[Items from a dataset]
==========

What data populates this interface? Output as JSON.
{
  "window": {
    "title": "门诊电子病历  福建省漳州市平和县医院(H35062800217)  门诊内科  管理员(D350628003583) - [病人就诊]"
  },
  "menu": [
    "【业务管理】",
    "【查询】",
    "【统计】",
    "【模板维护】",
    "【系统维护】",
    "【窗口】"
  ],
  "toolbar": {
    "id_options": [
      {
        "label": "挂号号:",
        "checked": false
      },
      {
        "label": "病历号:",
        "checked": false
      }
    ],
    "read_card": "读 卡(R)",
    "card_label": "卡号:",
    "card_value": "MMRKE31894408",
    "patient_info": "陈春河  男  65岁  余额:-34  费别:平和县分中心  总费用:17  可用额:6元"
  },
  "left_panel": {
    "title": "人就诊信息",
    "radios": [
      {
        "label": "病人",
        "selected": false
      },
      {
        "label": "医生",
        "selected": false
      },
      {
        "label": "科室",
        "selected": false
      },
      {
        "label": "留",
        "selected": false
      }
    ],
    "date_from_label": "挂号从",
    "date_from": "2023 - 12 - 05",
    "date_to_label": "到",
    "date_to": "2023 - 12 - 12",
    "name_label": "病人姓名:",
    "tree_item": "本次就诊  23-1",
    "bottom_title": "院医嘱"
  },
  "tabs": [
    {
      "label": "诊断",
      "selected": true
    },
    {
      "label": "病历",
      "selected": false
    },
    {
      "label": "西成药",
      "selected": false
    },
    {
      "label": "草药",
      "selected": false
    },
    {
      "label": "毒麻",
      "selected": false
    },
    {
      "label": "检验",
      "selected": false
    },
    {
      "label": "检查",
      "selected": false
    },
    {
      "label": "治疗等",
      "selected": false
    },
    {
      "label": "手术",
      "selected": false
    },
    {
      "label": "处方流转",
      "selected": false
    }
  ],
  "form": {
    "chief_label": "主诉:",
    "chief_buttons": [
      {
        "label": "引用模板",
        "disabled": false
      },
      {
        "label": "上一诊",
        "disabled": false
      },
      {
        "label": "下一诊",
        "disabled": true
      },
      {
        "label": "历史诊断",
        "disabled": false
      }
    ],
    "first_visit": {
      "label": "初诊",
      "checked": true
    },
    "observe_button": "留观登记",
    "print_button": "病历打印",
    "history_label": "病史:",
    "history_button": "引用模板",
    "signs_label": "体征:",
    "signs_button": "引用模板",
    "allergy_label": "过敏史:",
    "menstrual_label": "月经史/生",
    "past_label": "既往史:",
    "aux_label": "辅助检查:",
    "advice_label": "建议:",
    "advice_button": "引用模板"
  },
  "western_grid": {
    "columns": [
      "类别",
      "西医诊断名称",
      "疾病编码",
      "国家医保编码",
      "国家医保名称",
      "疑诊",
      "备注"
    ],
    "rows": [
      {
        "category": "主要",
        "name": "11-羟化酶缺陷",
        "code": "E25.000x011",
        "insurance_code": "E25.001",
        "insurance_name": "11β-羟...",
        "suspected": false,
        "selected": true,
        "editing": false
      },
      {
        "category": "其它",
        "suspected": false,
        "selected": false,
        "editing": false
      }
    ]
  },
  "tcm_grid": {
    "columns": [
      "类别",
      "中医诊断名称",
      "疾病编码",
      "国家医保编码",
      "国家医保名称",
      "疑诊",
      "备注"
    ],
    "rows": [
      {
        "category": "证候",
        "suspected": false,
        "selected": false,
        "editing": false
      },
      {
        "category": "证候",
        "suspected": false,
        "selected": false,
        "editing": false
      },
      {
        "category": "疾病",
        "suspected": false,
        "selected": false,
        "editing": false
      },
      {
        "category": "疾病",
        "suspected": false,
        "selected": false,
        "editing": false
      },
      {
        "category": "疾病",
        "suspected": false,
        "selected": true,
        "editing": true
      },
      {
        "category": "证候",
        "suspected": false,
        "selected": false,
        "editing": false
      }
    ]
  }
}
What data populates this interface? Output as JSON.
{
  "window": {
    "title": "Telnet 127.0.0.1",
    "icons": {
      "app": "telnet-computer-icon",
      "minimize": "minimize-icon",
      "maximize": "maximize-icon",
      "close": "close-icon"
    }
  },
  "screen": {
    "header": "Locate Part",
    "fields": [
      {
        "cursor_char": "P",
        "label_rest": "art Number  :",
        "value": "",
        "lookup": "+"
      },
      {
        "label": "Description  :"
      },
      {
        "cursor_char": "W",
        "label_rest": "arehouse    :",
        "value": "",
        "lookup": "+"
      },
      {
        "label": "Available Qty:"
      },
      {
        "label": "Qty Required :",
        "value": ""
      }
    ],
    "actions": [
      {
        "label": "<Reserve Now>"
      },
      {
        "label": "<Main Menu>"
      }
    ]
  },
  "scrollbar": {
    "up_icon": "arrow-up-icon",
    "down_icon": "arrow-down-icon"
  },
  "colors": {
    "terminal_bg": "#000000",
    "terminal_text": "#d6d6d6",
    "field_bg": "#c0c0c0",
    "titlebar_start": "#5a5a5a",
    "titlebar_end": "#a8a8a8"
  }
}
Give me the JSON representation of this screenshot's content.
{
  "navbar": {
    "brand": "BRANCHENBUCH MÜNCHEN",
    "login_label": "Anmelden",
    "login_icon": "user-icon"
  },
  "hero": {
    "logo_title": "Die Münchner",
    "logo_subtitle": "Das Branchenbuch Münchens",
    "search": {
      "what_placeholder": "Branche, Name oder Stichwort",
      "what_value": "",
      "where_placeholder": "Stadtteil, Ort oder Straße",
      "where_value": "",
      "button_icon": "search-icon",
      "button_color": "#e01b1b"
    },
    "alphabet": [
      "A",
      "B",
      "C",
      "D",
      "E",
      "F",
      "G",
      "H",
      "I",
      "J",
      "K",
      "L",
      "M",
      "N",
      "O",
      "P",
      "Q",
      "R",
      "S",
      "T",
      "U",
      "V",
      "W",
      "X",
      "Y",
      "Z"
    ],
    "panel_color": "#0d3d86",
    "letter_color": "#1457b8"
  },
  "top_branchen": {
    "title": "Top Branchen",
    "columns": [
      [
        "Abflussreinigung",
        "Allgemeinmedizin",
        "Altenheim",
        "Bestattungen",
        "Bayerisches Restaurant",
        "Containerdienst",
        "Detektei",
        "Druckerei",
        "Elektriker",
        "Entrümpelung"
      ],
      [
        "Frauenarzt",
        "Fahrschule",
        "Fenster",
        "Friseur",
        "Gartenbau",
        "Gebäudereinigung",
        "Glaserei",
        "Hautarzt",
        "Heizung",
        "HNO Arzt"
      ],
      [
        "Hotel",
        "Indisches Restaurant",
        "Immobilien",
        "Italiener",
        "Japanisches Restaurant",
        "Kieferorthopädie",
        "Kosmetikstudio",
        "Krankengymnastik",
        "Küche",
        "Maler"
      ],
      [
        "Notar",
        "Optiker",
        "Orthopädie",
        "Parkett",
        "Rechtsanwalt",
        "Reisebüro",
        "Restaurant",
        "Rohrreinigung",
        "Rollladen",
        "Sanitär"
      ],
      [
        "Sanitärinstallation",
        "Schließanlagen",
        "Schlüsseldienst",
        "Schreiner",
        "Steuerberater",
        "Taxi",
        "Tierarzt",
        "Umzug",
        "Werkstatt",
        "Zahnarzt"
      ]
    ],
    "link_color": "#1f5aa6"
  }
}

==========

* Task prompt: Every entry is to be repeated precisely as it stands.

* Solved problem:
What data populates this interface? Output as JSON.
{
  "window": {
    "title": "门诊电子病历  福建省漳州市平和县医院(H35062800217)  门诊内科  管理员(D350628003583) - [病人就诊]"
  },
  "menu": [
    "【业务管理】",
    "【查询】",
    "【统计】",
    "【模板维护】",
    "【系统维护】",
    "【窗口】"
  ],
  "toolbar": {
    "id_options": [
      {
        "label": "挂号号:",
        "checked": false
      },
      {
        "label": "病历号:",
        "checked": false
      }
    ],
    "read_card": "读 卡(R)",
    "card_label": "卡号:",
    "card_value": "MMRKE31894408",
    "patient_info": "陈春河  男  65岁  余额:-34  费别:平和县分中心  总费用:17  可用额:6元"
  },
  "left_panel": {
    "title": "人就诊信息",
    "radios": [
      {
        "label": "病人",
        "selected": false
      },
      {
        "label": "医生",
        "selected": false
      },
      {
        "label": "科室",
        "selected": false
      },
      {
        "label": "留",
        "selected": false
      }
    ],
    "date_from_label": "挂号从",
    "date_from": "2023 - 12 - 05",
    "date_to_label": "到",
    "date_to": "2023 - 12 - 12",
    "name_label": "病人姓名:",
    "tree_item": "本次就诊  23-1",
    "bottom_title": "院医嘱"
  },
  "tabs": [
    {
      "label": "诊断",
      "selected": true
    },
    {
      "label": "病历",
      "selected": false
    },
    {
      "label": "西成药",
      "selected": false
    },
    {
      "label": "草药",
      "selected": false
    },
    {
      "label": "毒麻",
      "selected": false
    },
    {
      "label": "检验",
      "selected": false
    },
    {
      "label": "检查",
      "selected": false
    },
    {
      "label": "治疗等",
      "selected": false
    },
    {
      "label": "手术",
      "selected": false
    },
    {
      "label": "处方流转",
      "selected": false
    }
  ],
  "form": {
    "chief_label": "主诉:",
    "chief_buttons": [
      {
        "label": "引用模板",
        "disabled": false
      },
      {
        "label": "上一诊",
        "disabled": false
      },
      {
        "label": "下一诊",
        "disabled": true
      },
      {
        "label": "历史诊断",
        "disabled": false
      }
    ],
    "first_visit": {
      "label": "初诊",
      "checked": true
    },
    "observe_button": "留观登记",
    "print_button": "病历打印",
    "history_label": "病史:",
    "history_button": "引用模板",
    "signs_label": "体征:",
    "signs_button": "引用模板",
    "allergy_label": "过敏史:",
    "menstrual_label": "月经史/生",
    "past_label": "既往史:",
    "aux_label": "辅助检查:",
    "advice_label": "建议:",
    "advice_button": "引用模板"
  },
  "western_grid": {
    "columns": [
      "类别",
      "西医诊断名称",
      "疾病编码",
      "国家医保编码",
      "国家医保名称",
      "疑诊",
      "备注"
    ],
    "rows": [
      {
        "category": "主要",
        "name": "11-羟化酶缺陷",
        "code": "E25.000x011",
        "insurance_code": "E25.001",
        "insurance_name": "11β-羟...",
        "suspected": false,
        "selected": true,
        "editing": false
      },
      {
        "category": "其它",
        "suspected": false,
        "selected": false,
        "editing": false
      }
    ]
  },
  "tcm_grid": {
    "columns": [
      "类别",
      "中医诊断名称",
      "疾病编码",
      "国家医保编码",
      "国家医保名称",
      "疑诊",
      "备注"
    ],
    "rows": [
      {
        "category": "证候",
        "suspected": false,
        "selected": false,
        "editing": false
      },
      {
        "category": "证候",
        "suspected": false,
        "selected": false,
        "editing": false
      },
      {
        "category": "疾病",
        "suspected": false,
        "selected": false,
        "editing": false
      },
      {
        "category": "疾病",
        "suspected": false,
        "selected": false,
        "editing": false
      },
      {
        "category": "疾病",
        "suspected": false,
        "selected": true,
        "editing": true
      },
      {
        "category": "证候",
        "suspected": false,
        "selected": false,
        "editing": false
      }
    ]
  }
}
What data populates this interface? Output as JSON.
{
  "window": {
    "title": "Telnet 127.0.0.1",
    "icons": {
      "app": "telnet-computer-icon",
      "minimize": "minimize-icon",
      "maximize": "maximize-icon",
      "close": "close-icon"
    }
  },
  "screen": {
    "header": "Locate Part",
    "fields": [
      {
        "cursor_char": "P",
        "label_rest": "art Number  :",
        "value": "",
        "lookup": "+"
      },
      {
        "label": "Description  :"
      },
      {
        "cursor_char": "W",
        "label_rest": "arehouse    :",
        "value": "",
        "lookup": "+"
      },
      {
        "label": "Available Qty:"
      },
      {
        "label": "Qty Required :",
        "value": ""
      }
    ],
    "actions": [
      {
        "label": "<Reserve Now>"
      },
      {
        "label": "<Main Menu>"
      }
    ]
  },
  "scrollbar": {
    "up_icon": "arrow-up-icon",
    "down_icon": "arrow-down-icon"
  },
  "colors": {
    "terminal_bg": "#000000",
    "terminal_text": "#d6d6d6",
    "field_bg": "#c0c0c0",
    "titlebar_start": "#5a5a5a",
    "titlebar_end": "#a8a8a8"
  }
}
Give me the JSON representation of this screenshot's content.
{
  "navbar": {
    "brand": "BRANCHENBUCH MÜNCHEN",
    "login_label": "Anmelden",
    "login_icon": "user-icon"
  },
  "hero": {
    "logo_title": "Die Münchner",
    "logo_subtitle": "Das Branchenbuch Münchens",
    "search": {
      "what_placeholder": "Branche, Name oder Stichwort",
      "what_value": "",
      "where_placeholder": "Stadtteil, Ort oder Straße",
      "where_value": "",
      "button_icon": "search-icon",
      "button_color": "#e01b1b"
    },
    "alphabet": [
      "A",
      "B",
      "C",
      "D",
      "E",
      "F",
      "G",
      "H",
      "I",
      "J",
      "K",
      "L",
      "M",
      "N",
      "O",
      "P",
      "Q",
      "R",
      "S",
      "T",
      "U",
      "V",
      "W",
      "X",
      "Y",
      "Z"
    ],
    "panel_color": "#0d3d86",
    "letter_color": "#1457b8"
  },
  "top_branchen": {
    "title": "Top Branchen",
    "columns": [
      [
        "Abflussreinigung",
        "Allgemeinmedizin",
        "Altenheim",
        "Bestattungen",
        "Bayerisches Restaurant",
        "Containerdienst",
        "Detektei",
        "Druckerei",
        "Elektriker",
        "Entrümpelung"
      ],
      [
        "Frauenarzt",
        "Fahrschule",
        "Fenster",
        "Friseur",
        "Gartenbau",
        "Gebäudereinigung",
        "Glaserei",
        "Hautarzt",
        "Heizung",
        "HNO Arzt"
      ],
      [
        "Hotel",
        "Indisches Restaurant",
        "Immobilien",
        "Italiener",
        "Japanisches Restaurant",
        "Kieferorthopädie",
        "Kosmetikstudio",
        "Krankengymnastik",
        "Küche",
        "Maler"
      ],
      [
        "Notar",
        "Optiker",
        "Orthopädie",
        "Parkett",
        "Rechtsanwalt",
        "Reisebüro",
        "Restaurant",
        "Rohrreinigung",
        "Rollladen",
        "Sanitär"
      ],
      [
        "Sanitärinstallation",
        "Schließanlagen",
        "Schlüsseldienst",
        "Schreiner",
        "Steuerberater",
        "Taxi",
        "Tierarzt",
        "Umzug",
        "Werkstatt",
        "Zahnarzt"
      ]
    ],
    "link_color": "#1f5aa6"
  }
}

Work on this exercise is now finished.